Background: In the treatment of persistent rhinitis, the observed efficacy with intranasal steroids in clinical practice often falls short of that reported in clinical trials. We postulate that this could be due to patient non-compliance and thus designed this study to evaluate the impact of patient compliance on the efficacy of treatment in patients with persistent rhinitis.
Methods: Sixty-three consecutive adult patients with allergic and non-allergic rhinitis, treated with intranasal triamcinolone acetonate, were included in the study. Compliance was determined both by direct questioning and by measuring the weight of medication consumed (WMC) after 30 days of therapy.
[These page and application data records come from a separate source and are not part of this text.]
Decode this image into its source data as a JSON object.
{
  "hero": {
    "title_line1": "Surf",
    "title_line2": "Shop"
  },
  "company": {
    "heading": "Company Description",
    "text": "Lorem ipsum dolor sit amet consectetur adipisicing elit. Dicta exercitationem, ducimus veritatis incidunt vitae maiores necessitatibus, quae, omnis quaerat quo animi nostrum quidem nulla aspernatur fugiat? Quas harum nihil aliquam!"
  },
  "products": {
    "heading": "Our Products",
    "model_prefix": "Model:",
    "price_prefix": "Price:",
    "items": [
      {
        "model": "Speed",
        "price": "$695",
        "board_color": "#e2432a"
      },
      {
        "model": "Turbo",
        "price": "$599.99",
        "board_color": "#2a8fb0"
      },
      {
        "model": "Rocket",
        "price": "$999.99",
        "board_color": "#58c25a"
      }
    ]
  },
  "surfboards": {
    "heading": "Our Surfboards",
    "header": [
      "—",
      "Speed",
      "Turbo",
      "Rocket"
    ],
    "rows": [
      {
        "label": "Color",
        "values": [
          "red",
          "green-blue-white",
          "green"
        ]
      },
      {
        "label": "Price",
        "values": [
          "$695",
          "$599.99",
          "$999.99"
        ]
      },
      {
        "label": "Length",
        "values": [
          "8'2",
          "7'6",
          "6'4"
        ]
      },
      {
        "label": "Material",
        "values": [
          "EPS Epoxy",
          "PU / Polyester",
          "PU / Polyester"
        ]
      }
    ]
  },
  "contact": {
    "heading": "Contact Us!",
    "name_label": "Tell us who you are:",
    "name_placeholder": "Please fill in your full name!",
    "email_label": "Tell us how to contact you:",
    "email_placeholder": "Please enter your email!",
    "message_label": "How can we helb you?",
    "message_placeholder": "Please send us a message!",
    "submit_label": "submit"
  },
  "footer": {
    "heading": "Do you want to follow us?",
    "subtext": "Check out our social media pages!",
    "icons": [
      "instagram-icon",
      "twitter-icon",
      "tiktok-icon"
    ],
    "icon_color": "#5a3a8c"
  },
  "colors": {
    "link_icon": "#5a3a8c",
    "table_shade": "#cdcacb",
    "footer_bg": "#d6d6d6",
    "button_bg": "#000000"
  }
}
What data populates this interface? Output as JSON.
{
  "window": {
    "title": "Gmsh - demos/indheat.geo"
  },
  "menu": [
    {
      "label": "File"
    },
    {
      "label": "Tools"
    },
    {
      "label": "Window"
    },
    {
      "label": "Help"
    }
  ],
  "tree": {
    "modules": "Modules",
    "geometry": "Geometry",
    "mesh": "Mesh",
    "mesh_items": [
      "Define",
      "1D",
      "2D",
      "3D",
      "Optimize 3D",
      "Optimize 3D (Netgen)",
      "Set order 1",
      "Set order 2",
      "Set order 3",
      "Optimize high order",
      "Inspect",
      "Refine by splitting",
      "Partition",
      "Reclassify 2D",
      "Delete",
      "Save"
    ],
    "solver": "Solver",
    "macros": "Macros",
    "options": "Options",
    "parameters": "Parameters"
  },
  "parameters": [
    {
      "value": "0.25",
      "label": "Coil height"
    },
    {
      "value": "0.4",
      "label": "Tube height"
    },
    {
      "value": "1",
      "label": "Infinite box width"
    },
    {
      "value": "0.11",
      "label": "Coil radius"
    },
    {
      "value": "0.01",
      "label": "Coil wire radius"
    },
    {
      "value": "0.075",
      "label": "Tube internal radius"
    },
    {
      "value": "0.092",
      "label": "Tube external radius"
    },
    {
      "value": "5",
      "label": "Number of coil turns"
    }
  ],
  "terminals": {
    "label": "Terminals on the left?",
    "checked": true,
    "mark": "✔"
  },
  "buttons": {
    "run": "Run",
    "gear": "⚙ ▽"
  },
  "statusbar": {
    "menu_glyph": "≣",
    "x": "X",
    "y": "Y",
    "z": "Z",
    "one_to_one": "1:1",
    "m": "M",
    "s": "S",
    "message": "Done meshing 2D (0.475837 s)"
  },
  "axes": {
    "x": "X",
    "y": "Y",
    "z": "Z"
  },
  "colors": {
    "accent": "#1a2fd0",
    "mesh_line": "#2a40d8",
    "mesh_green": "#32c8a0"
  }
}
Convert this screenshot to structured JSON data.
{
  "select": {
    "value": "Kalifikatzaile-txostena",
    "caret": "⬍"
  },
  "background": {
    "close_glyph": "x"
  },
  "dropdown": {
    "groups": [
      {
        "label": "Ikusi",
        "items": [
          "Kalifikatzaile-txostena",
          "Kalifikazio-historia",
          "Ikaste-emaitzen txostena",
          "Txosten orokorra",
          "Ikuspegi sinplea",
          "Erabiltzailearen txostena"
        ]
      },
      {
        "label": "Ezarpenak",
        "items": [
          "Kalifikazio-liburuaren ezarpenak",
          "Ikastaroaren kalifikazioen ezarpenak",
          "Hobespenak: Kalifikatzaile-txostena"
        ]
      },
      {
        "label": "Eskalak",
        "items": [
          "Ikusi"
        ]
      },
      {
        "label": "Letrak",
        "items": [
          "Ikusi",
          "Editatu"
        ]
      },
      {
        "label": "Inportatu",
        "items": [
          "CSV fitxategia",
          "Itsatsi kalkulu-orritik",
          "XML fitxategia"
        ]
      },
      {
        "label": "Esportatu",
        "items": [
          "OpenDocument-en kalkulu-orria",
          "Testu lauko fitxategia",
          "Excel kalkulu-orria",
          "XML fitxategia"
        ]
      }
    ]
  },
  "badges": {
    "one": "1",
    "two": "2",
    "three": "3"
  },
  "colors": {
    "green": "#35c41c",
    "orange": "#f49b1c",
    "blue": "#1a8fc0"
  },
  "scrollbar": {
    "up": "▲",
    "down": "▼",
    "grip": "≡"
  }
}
Nasal symptom scores were used to determine treatment efficacy.
Results: Forty-nine patients (77.8%) reported a forgetfulness of using medication for a few times (1–5 times) during the treatment period. Less than 50% compliance was reported by one patient (1.6%) but detected in seven patients (11%) by WMC. There was a significant (P < 0.001) improvement in mean total symptom score before (7.45 ± 1.99) and after (3.59 ± 2.72) treatment in patients with WMC of at least 50%, but not when WMC was <50% (8.43 ± 1.72 vs 6.29 ± 2.43; P = 0.114). With >50% WMC, the positive predictive values for relief of each symptom were rhinorrhoea: 78%, nasal itch: 70%, nasal obstruction: 67% and sneezing: 65%.
Conclusion: Patients compliance has a significant impact on treatment efficacy with intranasal steroids. There is a discrepancy between reported and actual compliance. It is thus important to establish the actual compliance when evaluating patients who fail to respond to therapy.